Chapter 5: Working backwards: Start with the desired customer experience

  • WB starts by defining the customer experience and then working backwards from that point, until the team has clarity on what to build and all aspects of the product design, features and economics.
  • WB is enabled by writing the PR/FAQ document – which writes out a faux PR (press release; typically <1 page) as if the product has been launched, with a FAQ (Frequently Asked Question) section, usually ≤5pages.
  • One advantage of the PR/FAQ is that the Bill of Materials or cost of goods sold and effort needed to arrive at the product can be well-understood and buy-ins can be got from engineering and product teams well in advance.
  • “The primary point of this process is to shift from an internal / company perspective to a customer perspective.”
  • “A common question asked by execs when reviewing a PR is ‘so what?'” If the product doesnt improve customer experience or enhance customer benefit, it is not worth launching.
  • A good FAQ will have both external FAQs (what a customer will ask) and internal FAQs (consumer needs and TAM, Economics, Dependencies, Feasibility etc.)

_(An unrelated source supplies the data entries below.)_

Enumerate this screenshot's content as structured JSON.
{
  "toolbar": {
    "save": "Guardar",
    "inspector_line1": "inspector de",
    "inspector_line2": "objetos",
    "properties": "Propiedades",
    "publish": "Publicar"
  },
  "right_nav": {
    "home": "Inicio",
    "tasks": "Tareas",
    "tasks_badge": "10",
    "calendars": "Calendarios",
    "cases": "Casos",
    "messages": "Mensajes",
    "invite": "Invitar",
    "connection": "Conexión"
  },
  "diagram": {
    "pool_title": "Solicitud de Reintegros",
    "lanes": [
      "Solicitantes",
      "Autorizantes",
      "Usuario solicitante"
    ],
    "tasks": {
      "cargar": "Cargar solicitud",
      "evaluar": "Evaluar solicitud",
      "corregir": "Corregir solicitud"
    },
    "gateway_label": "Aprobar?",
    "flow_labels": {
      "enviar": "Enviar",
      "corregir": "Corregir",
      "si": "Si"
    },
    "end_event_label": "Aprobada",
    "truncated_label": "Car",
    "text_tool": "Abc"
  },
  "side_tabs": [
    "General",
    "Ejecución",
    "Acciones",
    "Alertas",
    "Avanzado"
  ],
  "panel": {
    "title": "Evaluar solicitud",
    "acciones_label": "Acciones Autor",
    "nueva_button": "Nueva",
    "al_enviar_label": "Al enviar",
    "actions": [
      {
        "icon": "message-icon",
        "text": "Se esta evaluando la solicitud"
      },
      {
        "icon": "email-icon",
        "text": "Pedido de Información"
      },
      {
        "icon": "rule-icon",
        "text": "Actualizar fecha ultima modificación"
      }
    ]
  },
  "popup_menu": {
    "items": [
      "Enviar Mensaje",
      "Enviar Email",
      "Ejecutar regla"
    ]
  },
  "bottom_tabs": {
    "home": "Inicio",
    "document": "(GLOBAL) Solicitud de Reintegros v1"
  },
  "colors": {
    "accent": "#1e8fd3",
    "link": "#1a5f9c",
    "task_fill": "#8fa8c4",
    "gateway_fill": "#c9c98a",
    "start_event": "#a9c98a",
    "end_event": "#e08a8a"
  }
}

Chapter 6: Metrics: Manage your inputs, not your outputs

  • Amazon focuses on controllable input metrics, which are the drivers of outputs such as revenue, profits, growth etc.
  • They look at metrics through a weekly business review process (WBR). They created the review and determined metrics via the DMAIC (Define, Measure, Analyse, Improve, Control) approach
    • Define what you want to measure – like customer experience or top of funnel widening →Identify the correct controllable input metrics to measure the above
    • Select controllable / actionable input metrics not lagging indicators (like revenue and growth communicated to markets). “Input metrics measure things, that done right, bring about the desired results in your output metrics.”
    • Analyse using the 5 Whys approach pioneered by Toyota. Also use
      • anecdotes / voice of customer
      • CP (contribution profit) exception reports to identify top 10 loss-making
  • Interesting program called Customer Connection; every two years, a corporate employee has to become a customer service agent for 2 years (including Bezos)
    • Customer service agents have an Andon Cord to stop sale of problematic products

Chapters 7-10: covers how Kindle, Prime, Prime Video and AWS came into being.

These chapters show how the lessons of Chapters 1-6 were used in the invention and launch of these four products. No new concept is introduced.